====== Data for review

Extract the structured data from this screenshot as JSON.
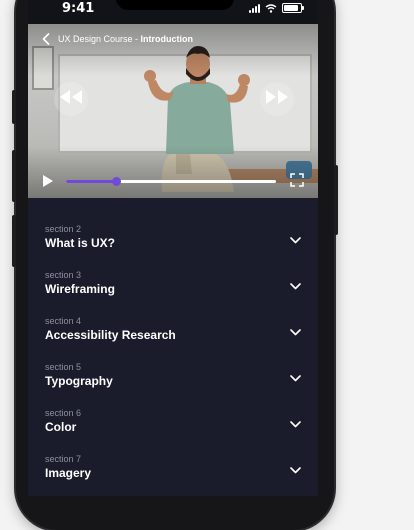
{
  "status": {
    "time": "9:41"
  },
  "video": {
    "course_name": "UX Design Course",
    "separator": " - ",
    "lesson": "Introduction",
    "progress": 0.24
  },
  "sections": [
    {
      "label": "section 2",
      "title": "What is UX?"
    },
    {
      "label": "section 3",
      "title": "Wireframing"
    },
    {
      "label": "section 4",
      "title": "Accessibility Research"
    },
    {
      "label": "section 5",
      "title": "Typography"
    },
    {
      "label": "section 6",
      "title": "Color"
    },
    {
      "label": "section 7",
      "title": "Imagery"
    }
  ],
  "icons": [
    "back-icon",
    "skip-back-icon",
    "skip-forward-icon",
    "play-icon",
    "fullscreen-icon",
    "chevron-down-icon",
    "signal-icon",
    "wifi-icon",
    "battery-icon"
  ],
  "colors": {
    "accent": "#6f4bd8",
    "panel": "#1b1c2b",
    "muted_text": "#8d8fa1"
  }
}
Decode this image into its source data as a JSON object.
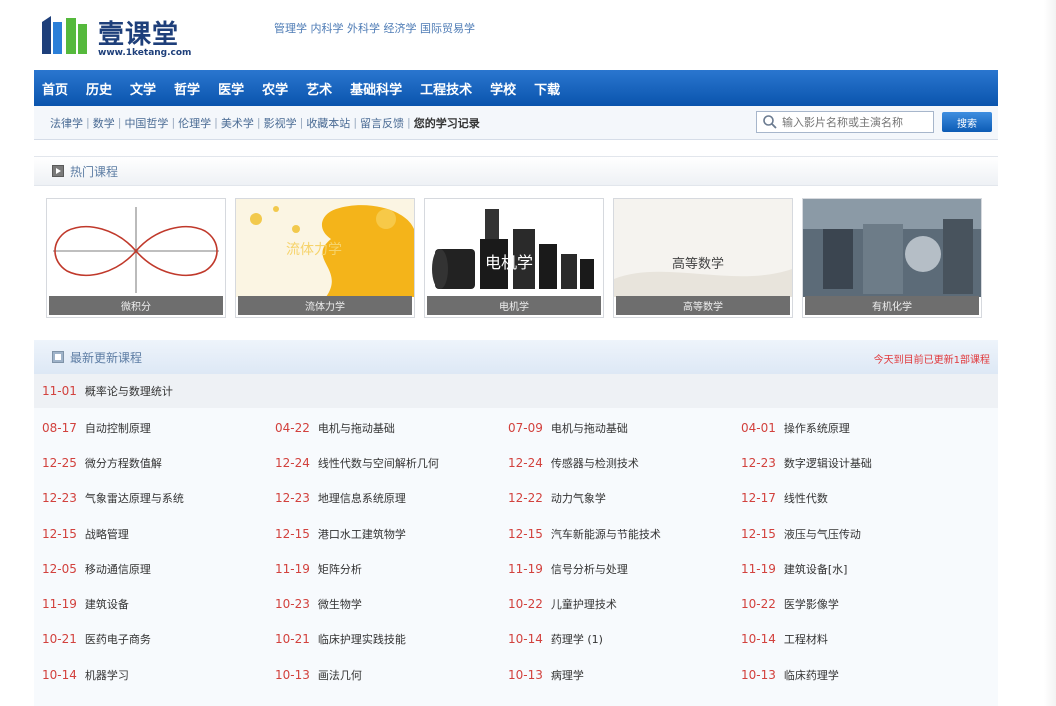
{
  "logo": {
    "title": "壹课堂",
    "url": "www.1ketang.com"
  },
  "top_subjects": "管理学 内科学 外科学 经济学 国际贸易学",
  "main_nav": [
    "首页",
    "历史",
    "文学",
    "哲学",
    "医学",
    "农学",
    "艺术",
    "基础科学",
    "工程技术",
    "学校",
    "下载"
  ],
  "sub_nav": [
    "法律学",
    "数学",
    "中国哲学",
    "伦理学",
    "美术学",
    "影视学",
    "收藏本站",
    "留言反馈",
    "您的学习记录"
  ],
  "search": {
    "placeholder": "输入影片名称或主演名称",
    "button": "搜索"
  },
  "hot": {
    "title": "热门课程",
    "cards": [
      {
        "caption": "微积分",
        "overlay": ""
      },
      {
        "caption": "流体力学",
        "overlay": "流体力学"
      },
      {
        "caption": "电机学",
        "overlay": "电机学"
      },
      {
        "caption": "高等数学",
        "overlay": "高等数学"
      },
      {
        "caption": "有机化学",
        "overlay": ""
      }
    ]
  },
  "latest": {
    "title": "最新更新课程",
    "note": "今天到目前已更新1部课程",
    "first": {
      "date": "11-01",
      "title": "概率论与数理统计"
    },
    "rows": [
      [
        {
          "date": "08-17",
          "title": "自动控制原理"
        },
        {
          "date": "04-22",
          "title": "电机与拖动基础"
        },
        {
          "date": "07-09",
          "title": "电机与拖动基础"
        },
        {
          "date": "04-01",
          "title": "操作系统原理"
        }
      ],
      [
        {
          "date": "12-25",
          "title": "微分方程数值解"
        },
        {
          "date": "12-24",
          "title": "线性代数与空间解析几何"
        },
        {
          "date": "12-24",
          "title": "传感器与检测技术"
        },
        {
          "date": "12-23",
          "title": "数字逻辑设计基础"
        }
      ],
      [
        {
          "date": "12-23",
          "title": "气象雷达原理与系统"
        },
        {
          "date": "12-23",
          "title": "地理信息系统原理"
        },
        {
          "date": "12-22",
          "title": "动力气象学"
        },
        {
          "date": "12-17",
          "title": "线性代数"
        }
      ],
      [
        {
          "date": "12-15",
          "title": "战略管理"
        },
        {
          "date": "12-15",
          "title": "港口水工建筑物学"
        },
        {
          "date": "12-15",
          "title": "汽车新能源与节能技术"
        },
        {
          "date": "12-15",
          "title": "液压与气压传动"
        }
      ],
      [
        {
          "date": "12-05",
          "title": "移动通信原理"
        },
        {
          "date": "11-19",
          "title": "矩阵分析"
        },
        {
          "date": "11-19",
          "title": "信号分析与处理"
        },
        {
          "date": "11-19",
          "title": "建筑设备[水]"
        }
      ],
      [
        {
          "date": "11-19",
          "title": "建筑设备"
        },
        {
          "date": "10-23",
          "title": "微生物学"
        },
        {
          "date": "10-22",
          "title": "儿童护理技术"
        },
        {
          "date": "10-22",
          "title": "医学影像学"
        }
      ],
      [
        {
          "date": "10-21",
          "title": "医药电子商务"
        },
        {
          "date": "10-21",
          "title": "临床护理实践技能"
        },
        {
          "date": "10-14",
          "title": "药理学 (1)"
        },
        {
          "date": "10-14",
          "title": "工程材料"
        }
      ],
      [
        {
          "date": "10-14",
          "title": "机器学习"
        },
        {
          "date": "10-13",
          "title": "画法几何"
        },
        {
          "date": "10-13",
          "title": "病理学"
        },
        {
          "date": "10-13",
          "title": "临床药理学"
        }
      ]
    ]
  },
  "colors": {
    "nav_blue": "#0a54ad",
    "date_red": "#d2413d",
    "logo_navy": "#1e3f7a",
    "logo_green": "#55b93c"
  }
}
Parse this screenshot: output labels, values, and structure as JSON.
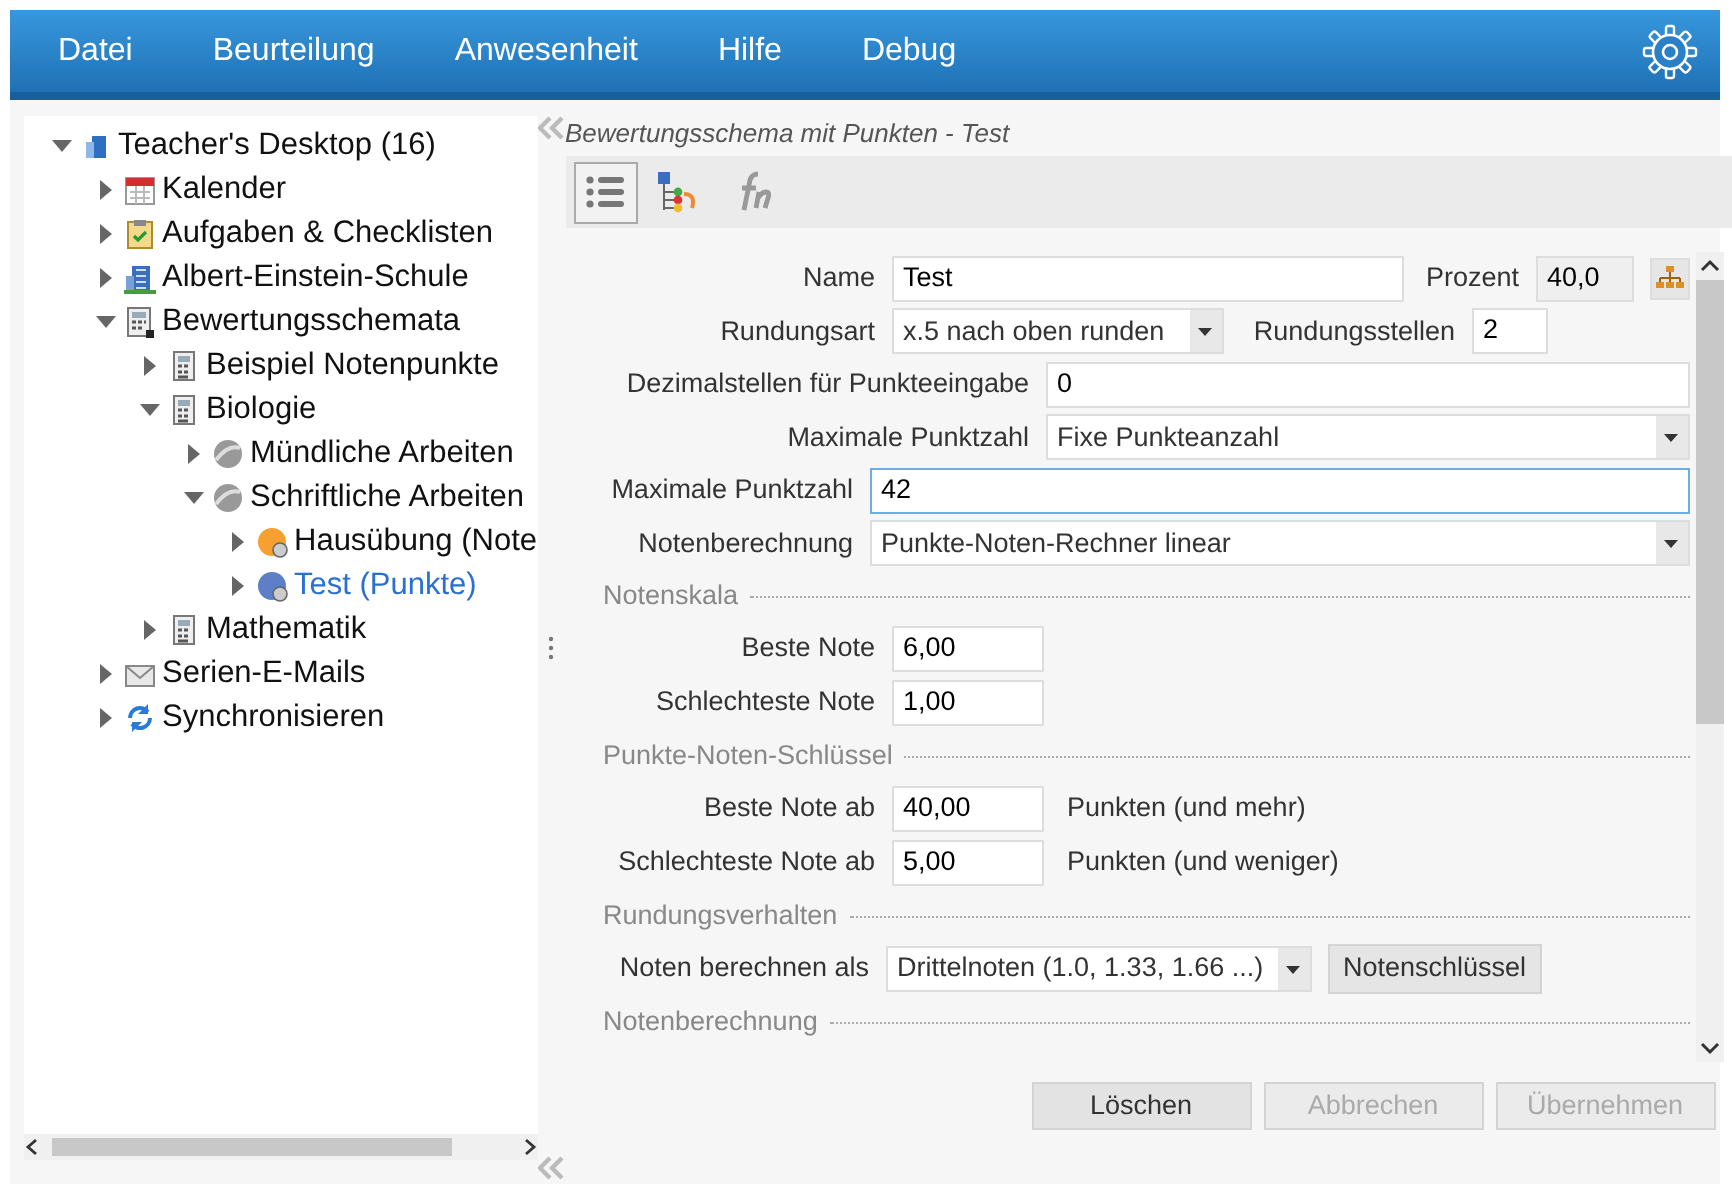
{
  "menu": [
    {
      "label": "Datei"
    },
    {
      "label": "Beurteilung"
    },
    {
      "label": "Anwesenheit"
    },
    {
      "label": "Hilfe"
    },
    {
      "label": "Debug"
    }
  ],
  "tree": [
    {
      "label": "Teacher's Desktop (16)",
      "kind": "desktop",
      "expanded": true,
      "selected": false,
      "children": [
        {
          "label": "Kalender",
          "kind": "calendar",
          "expanded": false,
          "selected": false
        },
        {
          "label": "Aufgaben & Checklisten",
          "kind": "clipboard",
          "expanded": false,
          "selected": false
        },
        {
          "label": "Albert-Einstein-Schule",
          "kind": "building",
          "expanded": false,
          "selected": false
        },
        {
          "label": "Bewertungsschemata",
          "kind": "calculator-folder",
          "expanded": true,
          "selected": false,
          "children": [
            {
              "label": "Beispiel Notenpunkte",
              "kind": "calculator",
              "expanded": false,
              "selected": false
            },
            {
              "label": "Biologie",
              "kind": "calculator",
              "expanded": true,
              "selected": false,
              "children": [
                {
                  "label": "Mündliche Arbeiten",
                  "kind": "sphere",
                  "expanded": false,
                  "selected": false
                },
                {
                  "label": "Schriftliche Arbeiten",
                  "kind": "sphere",
                  "expanded": true,
                  "selected": false,
                  "children": [
                    {
                      "label": "Hausübung (Note",
                      "kind": "orange-pie",
                      "expanded": false,
                      "selected": false
                    },
                    {
                      "label": "Test (Punkte)",
                      "kind": "blue-pie",
                      "expanded": false,
                      "selected": true
                    }
                  ]
                }
              ]
            },
            {
              "label": "Mathematik",
              "kind": "calculator",
              "expanded": false,
              "selected": false
            }
          ]
        },
        {
          "label": "Serien-E-Mails",
          "kind": "envelope",
          "expanded": false,
          "selected": false
        },
        {
          "label": "Synchronisieren",
          "kind": "sync",
          "expanded": false,
          "selected": false
        }
      ]
    }
  ],
  "panel": {
    "title": "Bewertungsschema mit Punkten - Test",
    "toolbar": [
      {
        "kind": "list",
        "selected": true
      },
      {
        "kind": "hierarchy",
        "selected": false
      },
      {
        "kind": "function",
        "selected": false
      }
    ],
    "rows": [
      {
        "items": [
          {
            "kind": "label",
            "text": "Name"
          },
          {
            "kind": "input",
            "value": "Test",
            "focused": false
          },
          {
            "kind": "label",
            "text": "Prozent"
          },
          {
            "kind": "readonly",
            "value": "40,0"
          },
          {
            "kind": "tree-button"
          }
        ]
      },
      {
        "items": [
          {
            "kind": "label",
            "text": "Rundungsart"
          },
          {
            "kind": "select",
            "value": "x.5 nach oben runden"
          },
          {
            "kind": "label",
            "text": "Rundungsstellen"
          },
          {
            "kind": "input",
            "value": "2",
            "focused": false
          }
        ]
      },
      {
        "items": [
          {
            "kind": "label",
            "text": "Dezimalstellen für Punkteeingabe"
          },
          {
            "kind": "input",
            "value": "0",
            "focused": false
          }
        ]
      },
      {
        "items": [
          {
            "kind": "label",
            "text": "Maximale Punktzahl"
          },
          {
            "kind": "select",
            "value": "Fixe Punkteanzahl"
          }
        ]
      },
      {
        "items": [
          {
            "kind": "label",
            "text": "Maximale Punktzahl"
          },
          {
            "kind": "input",
            "value": "42",
            "focused": true
          }
        ]
      },
      {
        "items": [
          {
            "kind": "label",
            "text": "Notenberechnung"
          },
          {
            "kind": "select",
            "value": "Punkte-Noten-Rechner linear"
          }
        ]
      }
    ],
    "sections": [
      {
        "title": "Notenskala",
        "rows": [
          {
            "items": [
              {
                "kind": "label",
                "text": "Beste Note"
              },
              {
                "kind": "input",
                "value": "6,00",
                "focused": false
              }
            ]
          },
          {
            "items": [
              {
                "kind": "label",
                "text": "Schlechteste Note"
              },
              {
                "kind": "input",
                "value": "1,00",
                "focused": false
              }
            ]
          }
        ]
      },
      {
        "title": "Punkte-Noten-Schlüssel",
        "rows": [
          {
            "items": [
              {
                "kind": "label",
                "text": "Beste Note ab"
              },
              {
                "kind": "input",
                "value": "40,00",
                "focused": false
              },
              {
                "kind": "suffix",
                "text": "Punkten (und mehr)"
              }
            ]
          },
          {
            "items": [
              {
                "kind": "label",
                "text": "Schlechteste Note ab"
              },
              {
                "kind": "input",
                "value": "5,00",
                "focused": false
              },
              {
                "kind": "suffix",
                "text": "Punkten (und weniger)"
              }
            ]
          }
        ]
      },
      {
        "title": "Rundungsverhalten",
        "rows": [
          {
            "items": [
              {
                "kind": "label",
                "text": "Noten berechnen als"
              },
              {
                "kind": "select",
                "value": "Drittelnoten (1.0, 1.33, 1.66 ...)"
              },
              {
                "kind": "button",
                "text": "Notenschlüssel"
              }
            ]
          }
        ]
      },
      {
        "title": "Notenberechnung"
      }
    ],
    "buttons": [
      {
        "label": "Löschen",
        "disabled": false
      },
      {
        "label": "Abbrechen",
        "disabled": true
      },
      {
        "label": "Übernehmen",
        "disabled": true
      }
    ]
  }
}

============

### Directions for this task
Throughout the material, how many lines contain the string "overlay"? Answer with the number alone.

### Result for this exercise
5